▸ What is expected:
Return the records below in full. Keep every word exact and skip the images.

-------- Materials provided --------

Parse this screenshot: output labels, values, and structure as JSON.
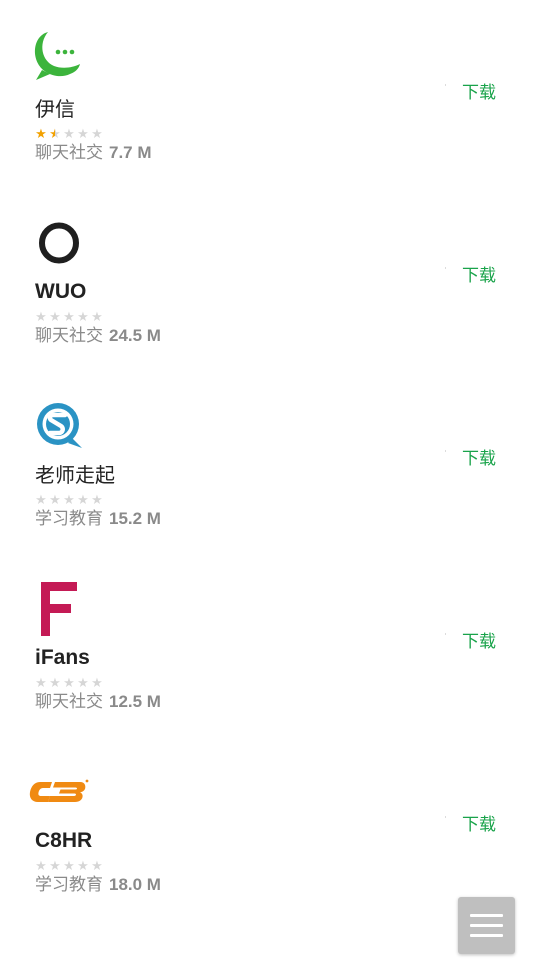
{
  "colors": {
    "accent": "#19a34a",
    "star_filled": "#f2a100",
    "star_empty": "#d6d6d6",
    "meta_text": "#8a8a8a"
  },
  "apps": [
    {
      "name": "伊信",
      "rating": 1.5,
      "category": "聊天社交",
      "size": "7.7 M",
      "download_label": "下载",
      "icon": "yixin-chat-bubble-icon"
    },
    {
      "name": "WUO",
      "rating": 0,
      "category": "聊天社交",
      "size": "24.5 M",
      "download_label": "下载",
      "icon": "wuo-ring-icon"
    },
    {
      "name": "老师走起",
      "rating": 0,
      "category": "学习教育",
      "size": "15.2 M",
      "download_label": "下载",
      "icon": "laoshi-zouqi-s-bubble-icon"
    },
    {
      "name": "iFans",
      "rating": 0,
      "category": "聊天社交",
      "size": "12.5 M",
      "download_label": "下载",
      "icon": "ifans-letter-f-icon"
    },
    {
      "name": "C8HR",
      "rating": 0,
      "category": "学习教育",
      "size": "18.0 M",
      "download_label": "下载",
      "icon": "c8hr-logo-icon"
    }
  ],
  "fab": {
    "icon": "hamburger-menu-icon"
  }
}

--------

▸ Task output:
Parse this screenshot: output labels, values, and structure as JSON.
{
  "colors": {
    "accent": "#19a34a",
    "star_filled": "#f2a100",
    "star_empty": "#d6d6d6",
    "meta_text": "#8a8a8a"
  },
  "apps": [
    {
      "name": "伊信",
      "rating": 1.5,
      "category": "聊天社交",
      "size": "7.7 M",
      "download_label": "下载",
      "icon": "yixin-chat-bubble-icon"
    },
    {
      "name": "WUO",
      "rating": 0,
      "category": "聊天社交",
      "size": "24.5 M",
      "download_label": "下载",
      "icon": "wuo-ring-icon"
    },
    {
      "name": "老师走起",
      "rating": 0,
      "category": "学习教育",
      "size": "15.2 M",
      "download_label": "下载",
      "icon": "laoshi-zouqi-s-bubble-icon"
    },
    {
      "name": "iFans",
      "rating": 0,
      "category": "聊天社交",
      "size": "12.5 M",
      "download_label": "下载",
      "icon": "ifans-letter-f-icon"
    },
    {
      "name": "C8HR",
      "rating": 0,
      "category": "学习教育",
      "size": "18.0 M",
      "download_label": "下载",
      "icon": "c8hr-logo-icon"
    }
  ],
  "fab": {
    "icon": "hamburger-menu-icon"
  }
}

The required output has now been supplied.